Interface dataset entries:
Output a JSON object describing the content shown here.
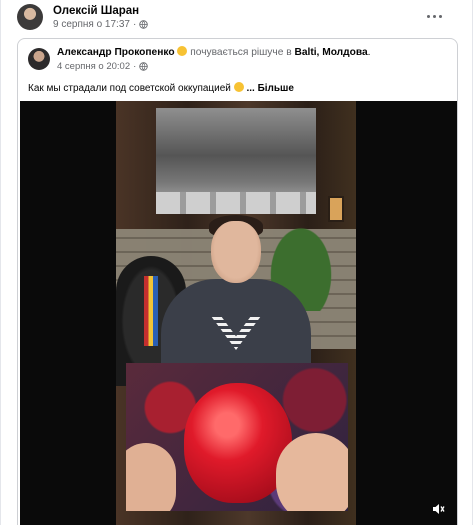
{
  "post": {
    "author": "Олексій Шаран",
    "timestamp": "9 серпня о 17:37",
    "audience_icon": "globe-icon",
    "more_icon": "more-options-icon"
  },
  "shared_post": {
    "author": "Александр Прокопенко",
    "feeling": "почувається рішуче в",
    "location": "Balti, Молдова",
    "location_suffix": ".",
    "timestamp": "4 серпня о 20:02",
    "text": "Как мы страдали под советской оккупацией",
    "see_more": "... Більше"
  },
  "video": {
    "volume_icon": "volume-icon"
  },
  "colors": {
    "primary_text": "#050505",
    "secondary_text": "#65676b",
    "border": "#ced0d4"
  }
}
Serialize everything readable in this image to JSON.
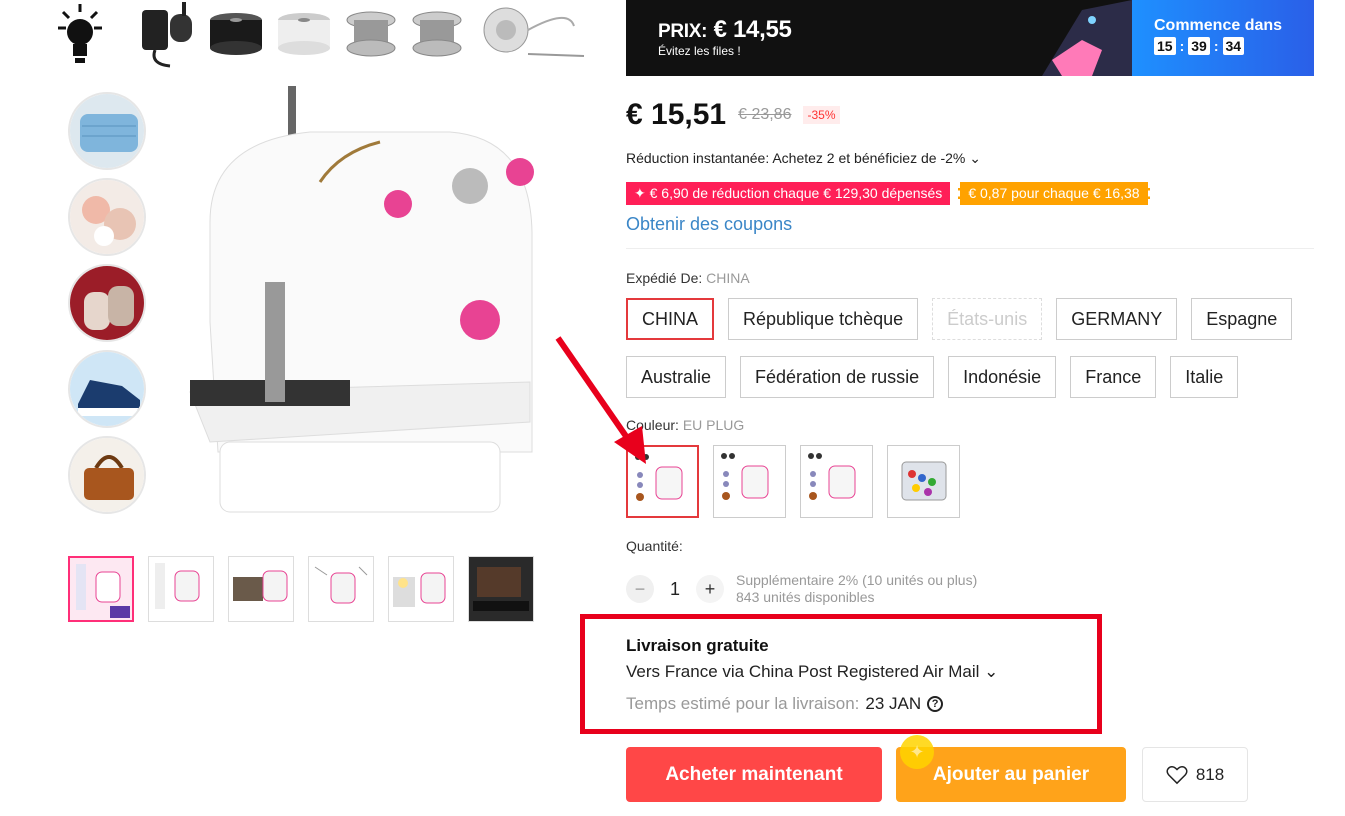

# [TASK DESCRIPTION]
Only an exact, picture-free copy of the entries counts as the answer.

# [TASK SOLUTION]
Output a JSON object describing the content shown here.
{
  "post": {
    "author": "Олексій Шаран",
    "timestamp": "9 серпня о 17:37",
    "audience_icon": "globe-icon",
    "more_icon": "more-options-icon"
  },
  "shared_post": {
    "author": "Александр Прокопенко",
    "feeling": "почувається рішуче в",
    "location": "Balti, Молдова",
    "location_suffix": ".",
    "timestamp": "4 серпня о 20:02",
    "text": "Как мы страдали под советской оккупацией",
    "see_more": "... Більше"
  },
  "video": {
    "volume_icon": "volume-icon"
  },
  "colors": {
    "primary_text": "#050505",
    "secondary_text": "#65676b",
    "border": "#ced0d4"
  }
}
Serialize everything readable in this image to JSON.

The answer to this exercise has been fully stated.